Flavours and aromas are described appreciatively using terms which include “grassy”, “floral”, “citrus”, “spicy”, and “earthy”. Most of the common commercial lagers have fairly low hop influence, while true pilseners should have noticeable noble hop aroma and certain ales (particularly the highly-hopped style known as India Pale Ale, or IPA) can have high levels of bitterness..
Noble Hops traditionally refers to four varieties of hop which are low in bitterness and high in aroma. They are the central European cultivars, ‘Hallertauer Mittelfrueh’, ‘Tettnanger’, ‘Spalter’, and ‘Saaz’.
They are each named for a specific region or city in which they were first grown or primarily grown.

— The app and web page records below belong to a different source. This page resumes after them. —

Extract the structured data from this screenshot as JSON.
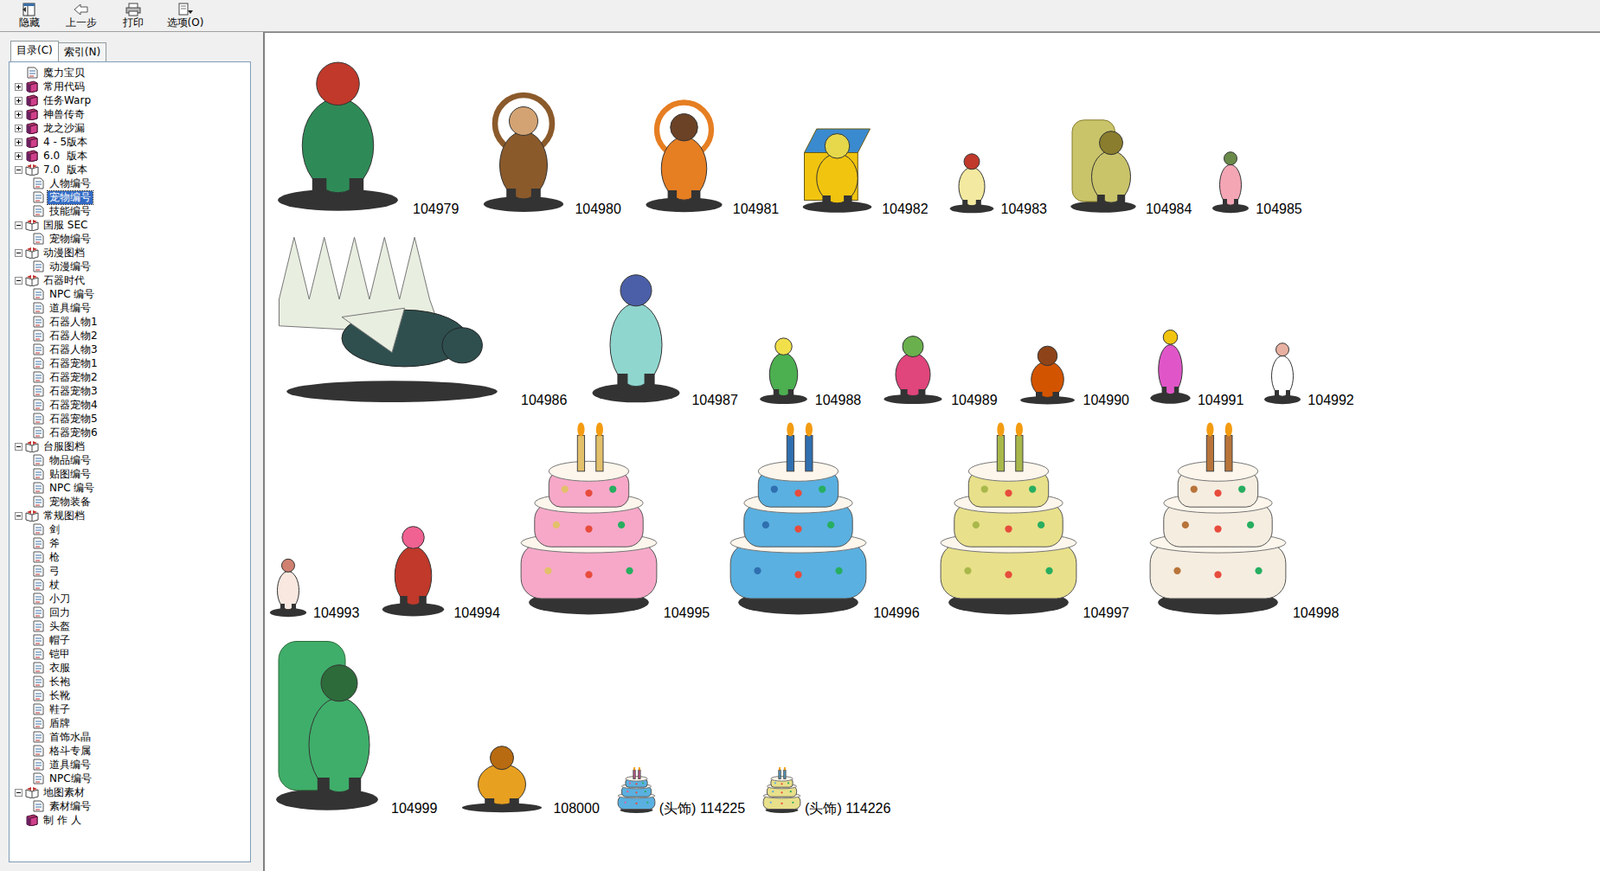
{
  "toolbar": [
    {
      "label": "隐藏"
    },
    {
      "label": "上一步"
    },
    {
      "label": "打印"
    },
    {
      "label": "选项(O)"
    }
  ],
  "tabs": [
    {
      "label": "目录(C)",
      "selected": true
    },
    {
      "label": "索引(N)",
      "selected": false
    }
  ],
  "sidebar": {
    "items": [
      {
        "label": "魔力宝贝",
        "selected": false
      },
      {
        "label": "常用代码",
        "expanded": false,
        "selected": false
      },
      {
        "label": "任务Warp",
        "expanded": false,
        "selected": false
      },
      {
        "label": "神兽传奇",
        "expanded": false,
        "selected": false
      },
      {
        "label": "龙之沙漏",
        "expanded": false,
        "selected": false
      },
      {
        "label": "4 - 5版本",
        "expanded": false,
        "selected": false
      },
      {
        "label": "6.0  版本",
        "expanded": false,
        "selected": false
      },
      {
        "label": "7.0  版本",
        "expanded": true,
        "selected": false,
        "children": [
          {
            "label": "人物编号",
            "selected": false
          },
          {
            "label": "宠物编号",
            "selected": true
          },
          {
            "label": "技能编号",
            "selected": false
          }
        ]
      },
      {
        "label": "国服 SEC",
        "expanded": true,
        "selected": false,
        "children": [
          {
            "label": "宠物编号",
            "selected": false
          }
        ]
      },
      {
        "label": "动漫图档",
        "expanded": true,
        "selected": false,
        "children": [
          {
            "label": "动漫编号",
            "selected": false
          }
        ]
      },
      {
        "label": "石器时代",
        "expanded": true,
        "selected": false,
        "children": [
          {
            "label": "NPC 编号",
            "selected": false
          },
          {
            "label": "道具编号",
            "selected": false
          },
          {
            "label": "石器人物1",
            "selected": false
          },
          {
            "label": "石器人物2",
            "selected": false
          },
          {
            "label": "石器人物3",
            "selected": false
          },
          {
            "label": "石器宠物1",
            "selected": false
          },
          {
            "label": "石器宠物2",
            "selected": false
          },
          {
            "label": "石器宠物3",
            "selected": false
          },
          {
            "label": "石器宠物4",
            "selected": false
          },
          {
            "label": "石器宠物5",
            "selected": false
          },
          {
            "label": "石器宠物6",
            "selected": false
          }
        ]
      },
      {
        "label": "台服图档",
        "expanded": true,
        "selected": false,
        "children": [
          {
            "label": "物品编号",
            "selected": false
          },
          {
            "label": "贴图编号",
            "selected": false
          },
          {
            "label": "NPC 编号",
            "selected": false
          },
          {
            "label": "宠物装备",
            "selected": false
          }
        ]
      },
      {
        "label": "常规图档",
        "expanded": true,
        "selected": false,
        "children": [
          {
            "label": "剑",
            "selected": false
          },
          {
            "label": "斧",
            "selected": false
          },
          {
            "label": "枪",
            "selected": false
          },
          {
            "label": "弓",
            "selected": false
          },
          {
            "label": "杖",
            "selected": false
          },
          {
            "label": "小刀",
            "selected": false
          },
          {
            "label": "回力",
            "selected": false
          },
          {
            "label": "头盔",
            "selected": false
          },
          {
            "label": "帽子",
            "selected": false
          },
          {
            "label": "铠甲",
            "selected": false
          },
          {
            "label": "衣服",
            "selected": false
          },
          {
            "label": "长袍",
            "selected": false
          },
          {
            "label": "长靴",
            "selected": false
          },
          {
            "label": "鞋子",
            "selected": false
          },
          {
            "label": "盾牌",
            "selected": false
          },
          {
            "label": "首饰水晶",
            "selected": false
          },
          {
            "label": "格斗专属",
            "selected": false
          },
          {
            "label": "道具编号",
            "selected": false
          },
          {
            "label": "NPC编号",
            "selected": false
          }
        ]
      },
      {
        "label": "地图素材",
        "expanded": true,
        "selected": false,
        "children": [
          {
            "label": "素材编号",
            "selected": false
          }
        ]
      },
      {
        "label": "制 作 人",
        "selected": false
      }
    ]
  },
  "content": {
    "rows": [
      {
        "items": [
          {
            "label": "104979"
          },
          {
            "label": "104980"
          },
          {
            "label": "104981"
          },
          {
            "label": "104982"
          },
          {
            "label": "104983"
          },
          {
            "label": "104984"
          },
          {
            "label": "104985"
          }
        ]
      },
      {
        "items": [
          {
            "label": "104986"
          },
          {
            "label": "104987"
          },
          {
            "label": "104988"
          },
          {
            "label": "104989"
          },
          {
            "label": "104990"
          },
          {
            "label": "104991"
          },
          {
            "label": "104992"
          }
        ]
      },
      {
        "items": [
          {
            "label": "104993"
          },
          {
            "label": "104994"
          },
          {
            "label": "104995"
          },
          {
            "label": "104996"
          },
          {
            "label": "104997"
          },
          {
            "label": "104998"
          }
        ]
      },
      {
        "items": [
          {
            "label": "104999"
          },
          {
            "label": "108000"
          },
          {
            "label": "(头饰) 114225"
          },
          {
            "label": "(头饰) 114226"
          }
        ]
      }
    ]
  }
}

They contain high amounts of the hop oil humulene and low amounts of alpha acids cohumulone and adhumulone, as well as lower amounts of the harsher-tasting beta acids lupulone, colupulone, and adlupulone. Humulene imparts an elegant, refined taste and aroma to beers containing it.
Their low relative bitterness but strong aroma are often distinguishing characteristics of European-style lager beer, such as Pilsener, Dunkel, and Oktoberfest/Märzen. In beer, they are considered aroma hops (as opposed to bittering hops); see Pilsner Urquell as a classic example of the Pilsener style, which showcases Noble hops.
As with grapes, land where the hops were grown affects the hops’ characteristics. Much like Dortmunder beer may only within the EU be labelled “Dortmunder” if it has been brewed in Dortmund, Noble hops may only officially be considered “Noble” if they were grown in the areas for which the hops varieties were named.
‘Tettnanger’ hops come from Tettnang, a small town in southern Baden-Württemberg in Germany. The region produces significant quantities of hops, and ships them to breweries throughout the world.
History of Hops
The first documented instance of hop cultivation was in 736, in the Hallertau region of present-day Germany (which is today the most important production centre with about 25% of the worldwide production), although the first mention of the use of hops in brewing was in 1079. Hops were introduced to British beers in the early 1500s, and hop cultivation began in the present-day United States in 1629.
Today, the principal production centres for the UK are in Kent (which produces Kent Golding hops) and Worcestershire, and Washington state for the USA; other important production areas include Belgium, as mentioned Germany and the Czech Republic. Other major areas of production include Xinjiang (China), Tasmania (Australia), the Lublin area (Poland) and Chuvashia (Russia). New Zealand is a leading centre for organic hop production.
Until mechanisation (in the late 1960s for the UK), the need for massed labour at harvest time meant hop-growing had a big social impact. Many of those hopping in Kent were Eastenders, for whom the annual migration meant not just money in the family pocket but a welcome break from the grime and smoke of London. Whole families would come down on special trains and live in hoppers’ huts for most of September, even the smallest children helping in the fields. In Kent, hop areas had Oast houses built for drying the hop; many now are converted to homes. The image of Cockney hoppers beneath the blue September skies of the Battle of Britain in 1940 has become part of British national mythology. Romany travellers were another very large group among the hoppers.